Task brief:
Would you copy out each line of the records below that includes the word "Click"?

The records:
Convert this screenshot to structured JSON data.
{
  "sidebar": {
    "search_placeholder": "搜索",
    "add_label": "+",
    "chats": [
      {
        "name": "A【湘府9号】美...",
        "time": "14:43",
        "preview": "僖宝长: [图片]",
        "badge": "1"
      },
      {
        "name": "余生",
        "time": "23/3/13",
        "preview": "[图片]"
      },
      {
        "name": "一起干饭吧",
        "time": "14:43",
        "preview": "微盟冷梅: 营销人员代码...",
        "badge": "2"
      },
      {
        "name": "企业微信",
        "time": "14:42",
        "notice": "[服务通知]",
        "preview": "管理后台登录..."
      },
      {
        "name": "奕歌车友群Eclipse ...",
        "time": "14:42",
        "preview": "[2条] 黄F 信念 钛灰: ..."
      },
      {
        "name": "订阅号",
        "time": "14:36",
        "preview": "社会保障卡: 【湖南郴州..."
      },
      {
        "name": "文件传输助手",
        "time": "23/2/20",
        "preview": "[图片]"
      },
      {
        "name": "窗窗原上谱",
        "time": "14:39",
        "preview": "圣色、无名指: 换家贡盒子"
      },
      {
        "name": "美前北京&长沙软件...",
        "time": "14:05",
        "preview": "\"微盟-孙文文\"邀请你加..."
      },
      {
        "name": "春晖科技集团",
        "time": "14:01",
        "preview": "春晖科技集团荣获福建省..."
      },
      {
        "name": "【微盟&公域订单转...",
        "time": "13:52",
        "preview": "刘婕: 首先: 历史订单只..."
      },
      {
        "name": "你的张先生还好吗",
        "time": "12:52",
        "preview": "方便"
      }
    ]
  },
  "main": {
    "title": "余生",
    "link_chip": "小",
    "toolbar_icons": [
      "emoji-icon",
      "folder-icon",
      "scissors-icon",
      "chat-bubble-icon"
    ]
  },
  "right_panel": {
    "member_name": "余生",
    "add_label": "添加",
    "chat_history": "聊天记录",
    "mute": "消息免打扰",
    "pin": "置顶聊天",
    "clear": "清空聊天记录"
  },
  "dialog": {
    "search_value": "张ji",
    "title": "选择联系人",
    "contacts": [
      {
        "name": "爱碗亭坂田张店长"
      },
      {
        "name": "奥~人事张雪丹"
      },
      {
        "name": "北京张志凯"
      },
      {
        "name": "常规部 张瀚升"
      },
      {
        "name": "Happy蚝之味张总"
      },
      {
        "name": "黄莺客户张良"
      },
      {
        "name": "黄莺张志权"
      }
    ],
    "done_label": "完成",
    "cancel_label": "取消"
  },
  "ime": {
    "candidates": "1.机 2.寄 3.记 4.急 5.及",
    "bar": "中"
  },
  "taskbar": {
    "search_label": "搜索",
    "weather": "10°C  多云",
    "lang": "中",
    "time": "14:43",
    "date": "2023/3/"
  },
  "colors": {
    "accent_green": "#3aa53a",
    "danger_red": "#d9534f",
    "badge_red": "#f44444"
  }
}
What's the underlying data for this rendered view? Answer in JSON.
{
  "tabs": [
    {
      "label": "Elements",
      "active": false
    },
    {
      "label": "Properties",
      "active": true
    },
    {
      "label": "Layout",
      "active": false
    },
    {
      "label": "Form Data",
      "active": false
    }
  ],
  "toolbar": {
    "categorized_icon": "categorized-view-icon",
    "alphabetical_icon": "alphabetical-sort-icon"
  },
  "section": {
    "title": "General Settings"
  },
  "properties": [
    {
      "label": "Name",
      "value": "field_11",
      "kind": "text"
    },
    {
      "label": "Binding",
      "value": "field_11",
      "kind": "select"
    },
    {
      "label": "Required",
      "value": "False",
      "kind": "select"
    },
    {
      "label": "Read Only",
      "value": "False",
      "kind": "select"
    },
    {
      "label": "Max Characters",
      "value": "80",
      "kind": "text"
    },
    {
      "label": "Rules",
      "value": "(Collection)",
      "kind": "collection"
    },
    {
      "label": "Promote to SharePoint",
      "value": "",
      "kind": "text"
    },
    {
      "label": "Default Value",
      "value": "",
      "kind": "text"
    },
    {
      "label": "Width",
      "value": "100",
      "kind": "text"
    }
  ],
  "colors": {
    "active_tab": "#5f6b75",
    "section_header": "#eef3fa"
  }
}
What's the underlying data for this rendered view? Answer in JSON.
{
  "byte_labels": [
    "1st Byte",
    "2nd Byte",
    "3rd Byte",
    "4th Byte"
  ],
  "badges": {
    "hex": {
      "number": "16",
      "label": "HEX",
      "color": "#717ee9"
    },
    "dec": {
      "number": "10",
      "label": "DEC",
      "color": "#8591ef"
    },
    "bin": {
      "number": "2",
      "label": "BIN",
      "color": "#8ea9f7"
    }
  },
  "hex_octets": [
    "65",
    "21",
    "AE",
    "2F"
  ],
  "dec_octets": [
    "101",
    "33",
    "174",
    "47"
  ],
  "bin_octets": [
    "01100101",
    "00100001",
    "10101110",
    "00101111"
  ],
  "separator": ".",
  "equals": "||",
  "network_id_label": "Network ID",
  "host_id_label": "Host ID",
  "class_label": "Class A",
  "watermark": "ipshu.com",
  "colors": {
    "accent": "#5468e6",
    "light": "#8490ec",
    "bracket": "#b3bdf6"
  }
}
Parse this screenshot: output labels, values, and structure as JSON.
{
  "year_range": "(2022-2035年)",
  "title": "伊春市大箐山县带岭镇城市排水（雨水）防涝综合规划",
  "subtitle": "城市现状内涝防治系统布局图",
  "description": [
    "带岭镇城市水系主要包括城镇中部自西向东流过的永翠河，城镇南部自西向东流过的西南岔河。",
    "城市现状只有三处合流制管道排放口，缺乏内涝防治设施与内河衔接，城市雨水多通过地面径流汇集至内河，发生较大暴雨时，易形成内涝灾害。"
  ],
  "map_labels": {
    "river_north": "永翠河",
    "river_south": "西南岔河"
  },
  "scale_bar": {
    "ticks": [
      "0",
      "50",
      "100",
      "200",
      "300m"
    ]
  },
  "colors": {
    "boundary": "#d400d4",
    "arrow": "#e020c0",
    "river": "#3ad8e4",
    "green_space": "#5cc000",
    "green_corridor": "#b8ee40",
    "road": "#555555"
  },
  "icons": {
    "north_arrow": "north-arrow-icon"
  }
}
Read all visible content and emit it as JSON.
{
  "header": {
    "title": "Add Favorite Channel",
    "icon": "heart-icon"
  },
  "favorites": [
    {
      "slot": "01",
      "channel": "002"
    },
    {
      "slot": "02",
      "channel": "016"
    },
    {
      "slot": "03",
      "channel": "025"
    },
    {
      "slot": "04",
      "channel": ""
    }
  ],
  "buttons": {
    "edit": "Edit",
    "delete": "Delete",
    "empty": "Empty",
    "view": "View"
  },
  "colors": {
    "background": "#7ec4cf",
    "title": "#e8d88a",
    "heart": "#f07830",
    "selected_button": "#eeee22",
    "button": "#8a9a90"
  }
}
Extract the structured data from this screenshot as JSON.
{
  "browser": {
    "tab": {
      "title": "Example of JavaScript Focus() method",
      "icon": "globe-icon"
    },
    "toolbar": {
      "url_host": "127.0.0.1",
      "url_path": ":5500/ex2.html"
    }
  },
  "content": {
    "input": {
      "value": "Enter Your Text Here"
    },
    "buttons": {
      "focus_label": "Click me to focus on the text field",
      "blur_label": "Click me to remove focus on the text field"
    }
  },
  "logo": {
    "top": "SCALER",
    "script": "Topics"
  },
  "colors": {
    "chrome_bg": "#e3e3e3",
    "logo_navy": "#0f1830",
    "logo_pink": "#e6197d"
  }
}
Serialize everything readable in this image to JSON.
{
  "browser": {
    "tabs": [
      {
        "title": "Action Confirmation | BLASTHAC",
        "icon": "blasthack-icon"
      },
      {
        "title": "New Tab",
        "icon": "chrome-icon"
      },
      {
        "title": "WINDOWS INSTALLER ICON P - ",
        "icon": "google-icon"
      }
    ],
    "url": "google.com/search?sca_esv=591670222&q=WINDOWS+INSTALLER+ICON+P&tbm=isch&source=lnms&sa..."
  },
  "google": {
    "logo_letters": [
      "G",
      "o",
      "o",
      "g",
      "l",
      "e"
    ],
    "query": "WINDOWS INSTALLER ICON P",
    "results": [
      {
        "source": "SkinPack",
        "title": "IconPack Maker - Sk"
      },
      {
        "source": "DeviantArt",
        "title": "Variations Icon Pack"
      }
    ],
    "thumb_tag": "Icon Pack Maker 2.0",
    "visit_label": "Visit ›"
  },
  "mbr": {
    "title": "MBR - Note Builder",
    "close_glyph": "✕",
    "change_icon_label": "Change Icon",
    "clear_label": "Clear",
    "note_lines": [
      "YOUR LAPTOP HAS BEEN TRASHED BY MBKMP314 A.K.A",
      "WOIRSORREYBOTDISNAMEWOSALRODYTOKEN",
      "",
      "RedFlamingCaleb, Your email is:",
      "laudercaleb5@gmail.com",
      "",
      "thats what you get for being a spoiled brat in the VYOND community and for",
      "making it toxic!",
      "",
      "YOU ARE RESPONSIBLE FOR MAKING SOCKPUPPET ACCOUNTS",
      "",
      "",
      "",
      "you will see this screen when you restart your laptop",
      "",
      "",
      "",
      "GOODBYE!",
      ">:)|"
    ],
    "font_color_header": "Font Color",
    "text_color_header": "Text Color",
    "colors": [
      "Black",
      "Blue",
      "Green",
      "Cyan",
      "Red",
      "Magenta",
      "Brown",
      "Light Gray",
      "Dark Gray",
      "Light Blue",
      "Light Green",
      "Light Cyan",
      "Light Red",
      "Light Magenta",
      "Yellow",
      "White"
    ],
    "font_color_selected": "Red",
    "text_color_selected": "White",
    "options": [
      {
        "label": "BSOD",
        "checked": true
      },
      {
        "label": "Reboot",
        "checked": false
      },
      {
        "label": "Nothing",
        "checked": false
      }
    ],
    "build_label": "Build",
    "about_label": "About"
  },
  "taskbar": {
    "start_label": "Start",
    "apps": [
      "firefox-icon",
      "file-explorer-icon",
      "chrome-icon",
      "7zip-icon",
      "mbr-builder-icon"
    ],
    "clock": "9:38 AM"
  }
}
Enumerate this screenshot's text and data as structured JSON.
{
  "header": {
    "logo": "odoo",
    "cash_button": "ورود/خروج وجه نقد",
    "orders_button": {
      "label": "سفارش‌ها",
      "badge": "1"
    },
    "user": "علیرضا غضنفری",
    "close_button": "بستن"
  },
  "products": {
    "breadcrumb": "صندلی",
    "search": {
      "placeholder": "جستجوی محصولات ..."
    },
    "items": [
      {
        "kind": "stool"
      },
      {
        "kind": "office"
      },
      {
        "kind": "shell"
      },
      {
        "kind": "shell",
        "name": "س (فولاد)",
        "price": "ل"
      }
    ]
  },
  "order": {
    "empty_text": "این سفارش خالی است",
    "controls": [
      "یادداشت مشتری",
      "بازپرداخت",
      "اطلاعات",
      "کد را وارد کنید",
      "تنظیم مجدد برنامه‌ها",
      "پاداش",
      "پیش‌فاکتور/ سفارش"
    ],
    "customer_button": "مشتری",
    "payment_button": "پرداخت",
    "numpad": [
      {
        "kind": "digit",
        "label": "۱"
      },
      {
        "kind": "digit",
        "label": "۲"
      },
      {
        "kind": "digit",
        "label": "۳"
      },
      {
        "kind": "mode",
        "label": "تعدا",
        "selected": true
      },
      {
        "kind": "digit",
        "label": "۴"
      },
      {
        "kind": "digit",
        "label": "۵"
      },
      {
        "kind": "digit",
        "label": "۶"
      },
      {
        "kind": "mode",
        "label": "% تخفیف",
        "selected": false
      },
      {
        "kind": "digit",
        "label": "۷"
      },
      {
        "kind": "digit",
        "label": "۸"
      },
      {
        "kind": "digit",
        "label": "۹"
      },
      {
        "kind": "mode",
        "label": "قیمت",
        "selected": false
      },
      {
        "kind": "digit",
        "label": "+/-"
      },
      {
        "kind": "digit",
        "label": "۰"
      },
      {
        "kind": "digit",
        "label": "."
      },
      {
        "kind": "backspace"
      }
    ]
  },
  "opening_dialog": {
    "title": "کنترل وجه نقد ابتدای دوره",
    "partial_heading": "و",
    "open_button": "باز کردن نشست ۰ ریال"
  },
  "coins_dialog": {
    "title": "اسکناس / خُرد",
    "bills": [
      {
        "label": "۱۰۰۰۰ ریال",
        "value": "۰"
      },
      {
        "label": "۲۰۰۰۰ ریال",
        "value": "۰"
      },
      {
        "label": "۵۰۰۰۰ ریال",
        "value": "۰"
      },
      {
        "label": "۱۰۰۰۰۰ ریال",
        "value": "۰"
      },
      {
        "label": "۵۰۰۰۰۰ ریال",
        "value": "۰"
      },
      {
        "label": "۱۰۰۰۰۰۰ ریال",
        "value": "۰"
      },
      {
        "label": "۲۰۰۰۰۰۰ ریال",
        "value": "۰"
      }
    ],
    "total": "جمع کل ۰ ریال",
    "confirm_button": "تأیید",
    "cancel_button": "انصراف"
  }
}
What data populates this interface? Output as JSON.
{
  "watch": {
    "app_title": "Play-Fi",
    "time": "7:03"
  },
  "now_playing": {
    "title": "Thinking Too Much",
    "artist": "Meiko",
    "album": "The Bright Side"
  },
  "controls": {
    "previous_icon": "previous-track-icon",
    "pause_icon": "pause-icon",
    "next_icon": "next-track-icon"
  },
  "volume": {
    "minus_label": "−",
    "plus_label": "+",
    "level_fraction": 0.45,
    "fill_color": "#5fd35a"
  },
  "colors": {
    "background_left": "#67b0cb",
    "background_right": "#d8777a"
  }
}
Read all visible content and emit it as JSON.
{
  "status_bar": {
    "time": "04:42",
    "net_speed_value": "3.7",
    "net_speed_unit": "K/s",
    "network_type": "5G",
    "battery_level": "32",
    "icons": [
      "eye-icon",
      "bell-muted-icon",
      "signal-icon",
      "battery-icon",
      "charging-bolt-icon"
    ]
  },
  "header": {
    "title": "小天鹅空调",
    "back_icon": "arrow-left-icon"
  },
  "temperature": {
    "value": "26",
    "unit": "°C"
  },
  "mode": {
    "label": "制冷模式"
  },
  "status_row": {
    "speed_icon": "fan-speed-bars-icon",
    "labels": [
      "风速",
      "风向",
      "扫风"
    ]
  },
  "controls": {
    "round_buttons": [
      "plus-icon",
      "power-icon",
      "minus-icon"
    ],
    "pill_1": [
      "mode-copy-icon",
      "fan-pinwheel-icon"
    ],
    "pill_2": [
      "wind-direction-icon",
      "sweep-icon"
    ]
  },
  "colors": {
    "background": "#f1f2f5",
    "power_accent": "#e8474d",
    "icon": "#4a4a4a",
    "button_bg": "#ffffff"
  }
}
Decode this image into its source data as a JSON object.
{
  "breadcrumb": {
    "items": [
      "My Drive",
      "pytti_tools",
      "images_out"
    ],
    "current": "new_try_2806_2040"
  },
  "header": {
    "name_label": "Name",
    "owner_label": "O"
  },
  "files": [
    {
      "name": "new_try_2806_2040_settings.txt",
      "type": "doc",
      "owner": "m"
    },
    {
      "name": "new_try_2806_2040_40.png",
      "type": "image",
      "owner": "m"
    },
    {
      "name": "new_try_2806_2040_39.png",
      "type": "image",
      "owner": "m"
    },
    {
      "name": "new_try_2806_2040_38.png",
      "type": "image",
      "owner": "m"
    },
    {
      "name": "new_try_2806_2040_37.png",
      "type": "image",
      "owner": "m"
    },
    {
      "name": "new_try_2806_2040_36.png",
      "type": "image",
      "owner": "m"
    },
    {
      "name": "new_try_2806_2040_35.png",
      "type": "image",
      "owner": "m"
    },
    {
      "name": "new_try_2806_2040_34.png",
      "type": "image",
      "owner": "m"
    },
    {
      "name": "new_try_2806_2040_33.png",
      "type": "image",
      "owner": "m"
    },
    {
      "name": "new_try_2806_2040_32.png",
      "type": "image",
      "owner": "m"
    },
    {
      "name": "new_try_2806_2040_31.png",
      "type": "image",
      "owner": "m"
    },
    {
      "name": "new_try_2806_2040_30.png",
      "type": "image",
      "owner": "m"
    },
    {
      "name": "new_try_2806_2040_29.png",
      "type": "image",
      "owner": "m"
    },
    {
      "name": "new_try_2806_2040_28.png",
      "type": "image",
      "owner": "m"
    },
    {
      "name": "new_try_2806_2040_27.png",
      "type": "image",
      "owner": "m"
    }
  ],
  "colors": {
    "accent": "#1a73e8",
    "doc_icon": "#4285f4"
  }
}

Result below:
      "focus_label": "Click me to focus on the text field",
      "blur_label": "Click me to remove focus on the text field"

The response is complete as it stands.